__Work required__: How many of the lines below contain "Repository"? Answer with that number alone.

══ Records provided ══

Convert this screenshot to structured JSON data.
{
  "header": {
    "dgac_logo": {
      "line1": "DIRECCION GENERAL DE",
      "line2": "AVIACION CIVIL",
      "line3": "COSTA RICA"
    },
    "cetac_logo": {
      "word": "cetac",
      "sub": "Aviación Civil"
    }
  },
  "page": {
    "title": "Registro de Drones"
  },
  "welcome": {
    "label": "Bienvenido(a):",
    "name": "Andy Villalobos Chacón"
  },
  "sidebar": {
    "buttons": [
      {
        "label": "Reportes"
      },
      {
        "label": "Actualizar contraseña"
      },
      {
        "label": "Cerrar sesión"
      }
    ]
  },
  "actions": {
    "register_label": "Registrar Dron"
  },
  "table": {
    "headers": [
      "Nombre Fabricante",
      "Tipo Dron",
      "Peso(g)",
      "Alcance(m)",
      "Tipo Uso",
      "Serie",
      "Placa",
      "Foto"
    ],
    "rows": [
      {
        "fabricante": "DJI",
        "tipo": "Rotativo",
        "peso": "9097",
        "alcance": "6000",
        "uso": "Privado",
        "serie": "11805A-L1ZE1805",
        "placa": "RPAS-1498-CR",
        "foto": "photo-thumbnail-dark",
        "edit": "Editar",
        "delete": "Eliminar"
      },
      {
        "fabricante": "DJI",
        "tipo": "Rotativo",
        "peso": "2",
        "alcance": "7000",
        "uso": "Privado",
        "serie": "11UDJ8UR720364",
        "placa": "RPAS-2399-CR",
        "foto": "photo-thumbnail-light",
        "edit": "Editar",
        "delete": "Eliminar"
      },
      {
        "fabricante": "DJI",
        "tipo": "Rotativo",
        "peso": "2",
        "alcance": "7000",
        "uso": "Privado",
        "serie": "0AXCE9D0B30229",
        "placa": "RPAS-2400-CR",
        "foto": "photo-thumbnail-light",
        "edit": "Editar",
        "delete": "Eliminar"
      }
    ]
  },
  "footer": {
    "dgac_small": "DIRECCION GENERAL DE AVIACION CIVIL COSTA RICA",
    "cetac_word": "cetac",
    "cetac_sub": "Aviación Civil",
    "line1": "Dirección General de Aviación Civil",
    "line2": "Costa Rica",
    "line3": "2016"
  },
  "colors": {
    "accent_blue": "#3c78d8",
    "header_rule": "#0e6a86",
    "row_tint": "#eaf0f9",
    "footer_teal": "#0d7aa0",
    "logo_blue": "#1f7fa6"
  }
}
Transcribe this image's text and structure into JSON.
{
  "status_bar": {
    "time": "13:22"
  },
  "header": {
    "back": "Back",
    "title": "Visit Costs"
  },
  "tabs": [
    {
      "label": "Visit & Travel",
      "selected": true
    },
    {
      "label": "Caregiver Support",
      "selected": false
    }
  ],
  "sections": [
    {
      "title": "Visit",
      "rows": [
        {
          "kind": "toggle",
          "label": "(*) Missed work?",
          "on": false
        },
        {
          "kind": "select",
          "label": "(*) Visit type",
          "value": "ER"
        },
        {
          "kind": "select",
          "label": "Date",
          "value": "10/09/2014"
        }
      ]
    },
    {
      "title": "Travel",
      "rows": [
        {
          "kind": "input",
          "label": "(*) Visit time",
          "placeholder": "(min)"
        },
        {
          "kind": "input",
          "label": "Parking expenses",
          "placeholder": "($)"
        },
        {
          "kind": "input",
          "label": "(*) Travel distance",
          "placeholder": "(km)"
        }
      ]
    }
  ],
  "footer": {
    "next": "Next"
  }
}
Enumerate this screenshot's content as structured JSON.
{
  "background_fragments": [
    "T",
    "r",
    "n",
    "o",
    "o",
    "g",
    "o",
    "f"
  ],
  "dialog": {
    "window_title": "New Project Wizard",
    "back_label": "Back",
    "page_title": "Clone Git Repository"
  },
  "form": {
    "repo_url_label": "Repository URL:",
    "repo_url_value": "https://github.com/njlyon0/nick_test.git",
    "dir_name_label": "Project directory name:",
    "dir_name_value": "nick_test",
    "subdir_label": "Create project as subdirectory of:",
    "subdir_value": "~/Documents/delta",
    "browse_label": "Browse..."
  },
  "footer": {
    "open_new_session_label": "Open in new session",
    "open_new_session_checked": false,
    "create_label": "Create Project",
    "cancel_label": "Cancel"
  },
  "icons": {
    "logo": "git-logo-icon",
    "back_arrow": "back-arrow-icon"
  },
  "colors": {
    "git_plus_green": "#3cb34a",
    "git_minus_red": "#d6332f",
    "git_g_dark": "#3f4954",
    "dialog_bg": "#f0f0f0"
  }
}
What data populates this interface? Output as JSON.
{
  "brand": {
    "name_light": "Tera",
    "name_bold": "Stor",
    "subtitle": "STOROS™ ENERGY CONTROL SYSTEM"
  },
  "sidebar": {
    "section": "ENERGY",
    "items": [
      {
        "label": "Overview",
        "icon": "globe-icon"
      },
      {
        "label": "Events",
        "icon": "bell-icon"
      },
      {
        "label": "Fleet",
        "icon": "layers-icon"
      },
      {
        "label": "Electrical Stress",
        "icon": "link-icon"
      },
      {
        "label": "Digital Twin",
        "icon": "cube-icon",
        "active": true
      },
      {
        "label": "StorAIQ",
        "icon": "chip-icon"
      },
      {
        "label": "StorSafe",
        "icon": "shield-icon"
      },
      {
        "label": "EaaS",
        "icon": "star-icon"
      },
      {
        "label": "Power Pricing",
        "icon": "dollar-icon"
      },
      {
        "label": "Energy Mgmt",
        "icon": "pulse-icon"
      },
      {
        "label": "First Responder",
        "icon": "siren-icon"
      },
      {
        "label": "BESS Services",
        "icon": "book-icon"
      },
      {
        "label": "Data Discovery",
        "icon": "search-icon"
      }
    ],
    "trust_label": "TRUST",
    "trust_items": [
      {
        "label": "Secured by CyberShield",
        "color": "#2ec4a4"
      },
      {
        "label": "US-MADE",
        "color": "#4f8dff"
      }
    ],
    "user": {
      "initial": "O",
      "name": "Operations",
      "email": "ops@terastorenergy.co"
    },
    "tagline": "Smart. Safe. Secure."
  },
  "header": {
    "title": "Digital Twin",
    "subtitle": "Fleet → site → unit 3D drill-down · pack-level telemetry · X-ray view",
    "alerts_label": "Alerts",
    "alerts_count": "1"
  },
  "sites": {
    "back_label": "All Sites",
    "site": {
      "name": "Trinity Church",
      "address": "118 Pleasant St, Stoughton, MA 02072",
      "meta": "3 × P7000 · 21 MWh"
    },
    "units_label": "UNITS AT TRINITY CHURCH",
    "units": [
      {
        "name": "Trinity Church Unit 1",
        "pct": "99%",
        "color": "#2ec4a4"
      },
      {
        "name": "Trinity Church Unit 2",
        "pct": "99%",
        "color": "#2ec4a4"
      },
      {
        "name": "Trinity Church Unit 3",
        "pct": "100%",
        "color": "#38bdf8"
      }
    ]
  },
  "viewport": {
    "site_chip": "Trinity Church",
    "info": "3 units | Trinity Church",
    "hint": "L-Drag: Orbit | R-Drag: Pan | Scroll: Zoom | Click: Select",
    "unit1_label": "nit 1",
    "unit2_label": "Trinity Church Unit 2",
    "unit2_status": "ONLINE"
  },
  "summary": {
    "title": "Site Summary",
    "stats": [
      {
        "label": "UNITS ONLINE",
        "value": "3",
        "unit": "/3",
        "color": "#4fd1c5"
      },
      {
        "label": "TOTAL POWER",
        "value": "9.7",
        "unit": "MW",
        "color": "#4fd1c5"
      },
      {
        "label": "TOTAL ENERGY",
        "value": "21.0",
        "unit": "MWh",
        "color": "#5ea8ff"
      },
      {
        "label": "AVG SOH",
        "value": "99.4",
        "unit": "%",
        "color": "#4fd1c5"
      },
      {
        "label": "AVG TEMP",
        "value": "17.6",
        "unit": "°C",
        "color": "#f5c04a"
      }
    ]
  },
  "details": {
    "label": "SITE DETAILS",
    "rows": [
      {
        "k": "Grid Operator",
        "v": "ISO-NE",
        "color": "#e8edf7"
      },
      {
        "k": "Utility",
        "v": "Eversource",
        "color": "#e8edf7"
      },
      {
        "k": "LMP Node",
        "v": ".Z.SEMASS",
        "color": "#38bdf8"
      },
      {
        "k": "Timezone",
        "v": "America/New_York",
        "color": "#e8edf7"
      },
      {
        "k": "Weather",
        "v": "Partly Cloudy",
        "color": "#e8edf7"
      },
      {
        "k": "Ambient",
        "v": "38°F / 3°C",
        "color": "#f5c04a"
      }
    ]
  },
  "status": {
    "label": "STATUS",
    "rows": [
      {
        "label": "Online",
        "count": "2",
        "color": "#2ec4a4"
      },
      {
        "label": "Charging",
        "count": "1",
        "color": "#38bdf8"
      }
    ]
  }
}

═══

__Result of this task__: 2